====== DATA SHOWN ======
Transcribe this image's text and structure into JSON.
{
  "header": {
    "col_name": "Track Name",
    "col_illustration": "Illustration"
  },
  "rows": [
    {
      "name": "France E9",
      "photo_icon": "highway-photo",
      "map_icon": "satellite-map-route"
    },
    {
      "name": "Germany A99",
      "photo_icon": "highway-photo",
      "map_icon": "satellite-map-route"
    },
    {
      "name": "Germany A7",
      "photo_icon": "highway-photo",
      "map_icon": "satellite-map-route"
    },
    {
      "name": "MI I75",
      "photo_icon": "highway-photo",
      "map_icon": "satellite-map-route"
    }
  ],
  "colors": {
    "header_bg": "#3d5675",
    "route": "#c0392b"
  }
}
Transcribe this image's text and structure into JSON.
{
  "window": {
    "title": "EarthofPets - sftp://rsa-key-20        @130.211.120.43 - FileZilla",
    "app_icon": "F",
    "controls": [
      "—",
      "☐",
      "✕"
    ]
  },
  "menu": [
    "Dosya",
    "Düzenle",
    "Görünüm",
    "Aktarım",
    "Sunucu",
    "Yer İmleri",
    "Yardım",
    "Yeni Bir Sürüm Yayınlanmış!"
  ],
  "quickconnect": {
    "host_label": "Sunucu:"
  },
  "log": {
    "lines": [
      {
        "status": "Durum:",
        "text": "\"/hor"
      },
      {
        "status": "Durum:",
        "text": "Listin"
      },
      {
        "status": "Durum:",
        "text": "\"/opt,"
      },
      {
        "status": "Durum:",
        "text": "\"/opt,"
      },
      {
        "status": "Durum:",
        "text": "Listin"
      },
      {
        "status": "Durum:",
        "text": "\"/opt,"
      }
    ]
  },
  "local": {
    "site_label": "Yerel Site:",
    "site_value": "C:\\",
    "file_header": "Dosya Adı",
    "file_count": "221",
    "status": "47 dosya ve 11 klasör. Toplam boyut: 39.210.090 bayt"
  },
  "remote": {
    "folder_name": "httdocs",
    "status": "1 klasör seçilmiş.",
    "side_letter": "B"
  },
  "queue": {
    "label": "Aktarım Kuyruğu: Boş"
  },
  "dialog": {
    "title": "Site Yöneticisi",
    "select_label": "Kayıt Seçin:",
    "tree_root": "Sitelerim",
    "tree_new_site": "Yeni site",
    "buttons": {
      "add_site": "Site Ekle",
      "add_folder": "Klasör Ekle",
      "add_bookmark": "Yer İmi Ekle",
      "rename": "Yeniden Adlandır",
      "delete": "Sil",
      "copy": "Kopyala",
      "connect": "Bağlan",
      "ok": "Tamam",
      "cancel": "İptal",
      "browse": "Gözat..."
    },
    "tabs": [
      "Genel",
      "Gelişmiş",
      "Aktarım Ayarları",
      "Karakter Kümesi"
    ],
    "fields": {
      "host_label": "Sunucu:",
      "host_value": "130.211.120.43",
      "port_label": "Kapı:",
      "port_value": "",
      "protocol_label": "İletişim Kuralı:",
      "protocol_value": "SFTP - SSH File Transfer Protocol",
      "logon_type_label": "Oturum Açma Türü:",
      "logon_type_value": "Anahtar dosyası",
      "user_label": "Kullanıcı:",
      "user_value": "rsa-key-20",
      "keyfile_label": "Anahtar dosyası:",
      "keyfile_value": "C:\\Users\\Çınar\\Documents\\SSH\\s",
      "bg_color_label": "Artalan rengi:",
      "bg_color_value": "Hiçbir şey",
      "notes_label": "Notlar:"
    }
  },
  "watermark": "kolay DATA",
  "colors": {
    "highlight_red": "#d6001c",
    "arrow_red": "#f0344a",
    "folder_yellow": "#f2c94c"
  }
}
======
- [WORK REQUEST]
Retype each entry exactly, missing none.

- [TASK RESULT]
Transcribe this image's text and structure into JSON.
{
  "header": {
    "col_name": "Track Name",
    "col_illustration": "Illustration"
  },
  "rows": [
    {
      "name": "France E9",
      "photo_icon": "highway-photo",
      "map_icon": "satellite-map-route"
    },
    {
      "name": "Germany A99",
      "photo_icon": "highway-photo",
      "map_icon": "satellite-map-route"
    },
    {
      "name": "Germany A7",
      "photo_icon": "highway-photo",
      "map_icon": "satellite-map-route"
    },
    {
      "name": "MI I75",
      "photo_icon": "highway-photo",
      "map_icon": "satellite-map-route"
    }
  ],
  "colors": {
    "header_bg": "#3d5675",
    "route": "#c0392b"
  }
}
Transcribe this image's text and structure into JSON.
{
  "window": {
    "title": "EarthofPets - sftp://rsa-key-20        @130.211.120.43 - FileZilla",
    "app_icon": "F",
    "controls": [
      "—",
      "☐",
      "✕"
    ]
  },
  "menu": [
    "Dosya",
    "Düzenle",
    "Görünüm",
    "Aktarım",
    "Sunucu",
    "Yer İmleri",
    "Yardım",
    "Yeni Bir Sürüm Yayınlanmış!"
  ],
  "quickconnect": {
    "host_label": "Sunucu:"
  },
  "log": {
    "lines": [
      {
        "status": "Durum:",
        "text": "\"/hor"
      },
      {
        "status": "Durum:",
        "text": "Listin"
      },
      {
        "status": "Durum:",
        "text": "\"/opt,"
      },
      {
        "status": "Durum:",
        "text": "\"/opt,"
      },
      {
        "status": "Durum:",
        "text": "Listin"
      },
      {
        "status": "Durum:",
        "text": "\"/opt,"
      }
    ]
  },
  "local": {
    "site_label": "Yerel Site:",
    "site_value": "C:\\",
    "file_header": "Dosya Adı",
    "file_count": "221",
    "status": "47 dosya ve 11 klasör. Toplam boyut: 39.210.090 bayt"
  },
  "remote": {
    "folder_name": "httdocs",
    "status": "1 klasör seçilmiş.",
    "side_letter": "B"
  },
  "queue": {
    "label": "Aktarım Kuyruğu: Boş"
  },
  "dialog": {
    "title": "Site Yöneticisi",
    "select_label": "Kayıt Seçin:",
    "tree_root": "Sitelerim",
    "tree_new_site": "Yeni site",
    "buttons": {
      "add_site": "Site Ekle",
      "add_folder": "Klasör Ekle",
      "add_bookmark": "Yer İmi Ekle",
      "rename": "Yeniden Adlandır",
      "delete": "Sil",
      "copy": "Kopyala",
      "connect": "Bağlan",
      "ok": "Tamam",
      "cancel": "İptal",
      "browse": "Gözat..."
    },
    "tabs": [
      "Genel",
      "Gelişmiş",
      "Aktarım Ayarları",
      "Karakter Kümesi"
    ],
    "fields": {
      "host_label": "Sunucu:",
      "host_value": "130.211.120.43",
      "port_label": "Kapı:",
      "port_value": "",
      "protocol_label": "İletişim Kuralı:",
      "protocol_value": "SFTP - SSH File Transfer Protocol",
      "logon_type_label": "Oturum Açma Türü:",
      "logon_type_value": "Anahtar dosyası",
      "user_label": "Kullanıcı:",
      "user_value": "rsa-key-20",
      "keyfile_label": "Anahtar dosyası:",
      "keyfile_value": "C:\\Users\\Çınar\\Documents\\SSH\\s",
      "bg_color_label": "Artalan rengi:",
      "bg_color_value": "Hiçbir şey",
      "notes_label": "Notlar:"
    }
  },
  "watermark": "kolay DATA",
  "colors": {
    "highlight_red": "#d6001c",
    "arrow_red": "#f0344a",
    "folder_yellow": "#f2c94c"
  }
}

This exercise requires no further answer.